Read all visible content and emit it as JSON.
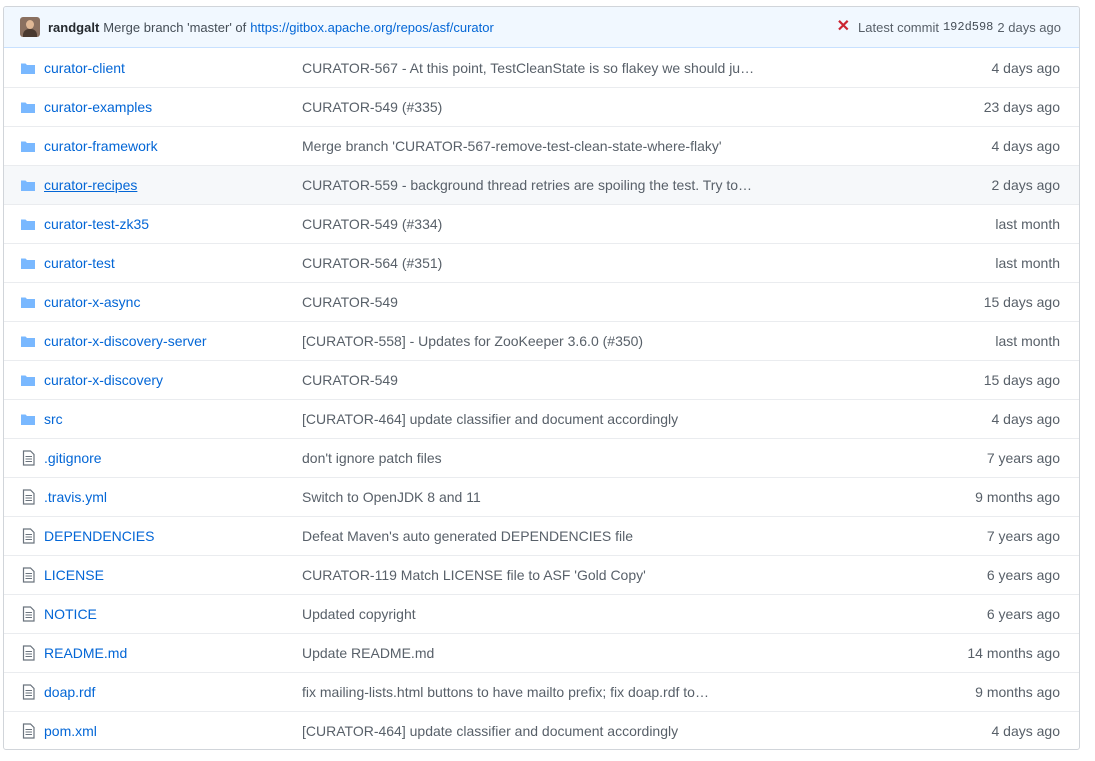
{
  "commit": {
    "author": "randgalt",
    "message": "Merge branch 'master' of",
    "link": "https://gitbox.apache.org/repos/asf/curator",
    "status_icon": "x-icon",
    "latest_label": "Latest commit",
    "sha": "192d598",
    "age": "2 days ago"
  },
  "colors": {
    "link": "#0366d6",
    "folder": "#79b8ff",
    "fail": "#cb2431"
  },
  "files": [
    {
      "type": "folder",
      "name": "curator-client",
      "message": "CURATOR-567 - At this point, TestCleanState is so flakey we should ju…",
      "age": "4 days ago"
    },
    {
      "type": "folder",
      "name": "curator-examples",
      "message": "CURATOR-549 (#335)",
      "age": "23 days ago"
    },
    {
      "type": "folder",
      "name": "curator-framework",
      "message": "Merge branch 'CURATOR-567-remove-test-clean-state-where-flaky'",
      "age": "4 days ago"
    },
    {
      "type": "folder",
      "name": "curator-recipes",
      "message": "CURATOR-559 - background thread retries are spoiling the test. Try to…",
      "age": "2 days ago"
    },
    {
      "type": "folder",
      "name": "curator-test-zk35",
      "message": "CURATOR-549 (#334)",
      "age": "last month"
    },
    {
      "type": "folder",
      "name": "curator-test",
      "message": "CURATOR-564 (#351)",
      "age": "last month"
    },
    {
      "type": "folder",
      "name": "curator-x-async",
      "message": "CURATOR-549",
      "age": "15 days ago"
    },
    {
      "type": "folder",
      "name": "curator-x-discovery-server",
      "message": "[CURATOR-558] - Updates for ZooKeeper 3.6.0 (#350)",
      "age": "last month"
    },
    {
      "type": "folder",
      "name": "curator-x-discovery",
      "message": "CURATOR-549",
      "age": "15 days ago"
    },
    {
      "type": "folder",
      "name": "src",
      "message": "[CURATOR-464] update classifier and document accordingly",
      "age": "4 days ago"
    },
    {
      "type": "file",
      "name": ".gitignore",
      "message": "don't ignore patch files",
      "age": "7 years ago"
    },
    {
      "type": "file",
      "name": ".travis.yml",
      "message": "Switch to OpenJDK 8 and 11",
      "age": "9 months ago"
    },
    {
      "type": "file",
      "name": "DEPENDENCIES",
      "message": "Defeat Maven's auto generated DEPENDENCIES file",
      "age": "7 years ago"
    },
    {
      "type": "file",
      "name": "LICENSE",
      "message": "CURATOR-119 Match LICENSE file to ASF 'Gold Copy'",
      "age": "6 years ago"
    },
    {
      "type": "file",
      "name": "NOTICE",
      "message": "Updated copyright",
      "age": "6 years ago"
    },
    {
      "type": "file",
      "name": "README.md",
      "message": "Update README.md",
      "age": "14 months ago"
    },
    {
      "type": "file",
      "name": "doap.rdf",
      "message": "fix mailing-lists.html buttons to have mailto prefix; fix doap.rdf to…",
      "age": "9 months ago"
    },
    {
      "type": "file",
      "name": "pom.xml",
      "message": "[CURATOR-464] update classifier and document accordingly",
      "age": "4 days ago"
    }
  ]
}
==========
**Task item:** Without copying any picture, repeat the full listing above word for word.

**Task answer:**
Read all visible content and emit it as JSON.
{
  "commit": {
    "author": "randgalt",
    "message": "Merge branch 'master' of",
    "link": "https://gitbox.apache.org/repos/asf/curator",
    "status_icon": "x-icon",
    "latest_label": "Latest commit",
    "sha": "192d598",
    "age": "2 days ago"
  },
  "colors": {
    "link": "#0366d6",
    "folder": "#79b8ff",
    "fail": "#cb2431"
  },
  "files": [
    {
      "type": "folder",
      "name": "curator-client",
      "message": "CURATOR-567 - At this point, TestCleanState is so flakey we should ju…",
      "age": "4 days ago"
    },
    {
      "type": "folder",
      "name": "curator-examples",
      "message": "CURATOR-549 (#335)",
      "age": "23 days ago"
    },
    {
      "type": "folder",
      "name": "curator-framework",
      "message": "Merge branch 'CURATOR-567-remove-test-clean-state-where-flaky'",
      "age": "4 days ago"
    },
    {
      "type": "folder",
      "name": "curator-recipes",
      "message": "CURATOR-559 - background thread retries are spoiling the test. Try to…",
      "age": "2 days ago"
    },
    {
      "type": "folder",
      "name": "curator-test-zk35",
      "message": "CURATOR-549 (#334)",
      "age": "last month"
    },
    {
      "type": "folder",
      "name": "curator-test",
      "message": "CURATOR-564 (#351)",
      "age": "last month"
    },
    {
      "type": "folder",
      "name": "curator-x-async",
      "message": "CURATOR-549",
      "age": "15 days ago"
    },
    {
      "type": "folder",
      "name": "curator-x-discovery-server",
      "message": "[CURATOR-558] - Updates for ZooKeeper 3.6.0 (#350)",
      "age": "last month"
    },
    {
      "type": "folder",
      "name": "curator-x-discovery",
      "message": "CURATOR-549",
      "age": "15 days ago"
    },
    {
      "type": "folder",
      "name": "src",
      "message": "[CURATOR-464] update classifier and document accordingly",
      "age": "4 days ago"
    },
    {
      "type": "file",
      "name": ".gitignore",
      "message": "don't ignore patch files",
      "age": "7 years ago"
    },
    {
      "type": "file",
      "name": ".travis.yml",
      "message": "Switch to OpenJDK 8 and 11",
      "age": "9 months ago"
    },
    {
      "type": "file",
      "name": "DEPENDENCIES",
      "message": "Defeat Maven's auto generated DEPENDENCIES file",
      "age": "7 years ago"
    },
    {
      "type": "file",
      "name": "LICENSE",
      "message": "CURATOR-119 Match LICENSE file to ASF 'Gold Copy'",
      "age": "6 years ago"
    },
    {
      "type": "file",
      "name": "NOTICE",
      "message": "Updated copyright",
      "age": "6 years ago"
    },
    {
      "type": "file",
      "name": "README.md",
      "message": "Update README.md",
      "age": "14 months ago"
    },
    {
      "type": "file",
      "name": "doap.rdf",
      "message": "fix mailing-lists.html buttons to have mailto prefix; fix doap.rdf to…",
      "age": "9 months ago"
    },
    {
      "type": "file",
      "name": "pom.xml",
      "message": "[CURATOR-464] update classifier and document accordingly",
      "age": "4 days ago"
    }
  ]
}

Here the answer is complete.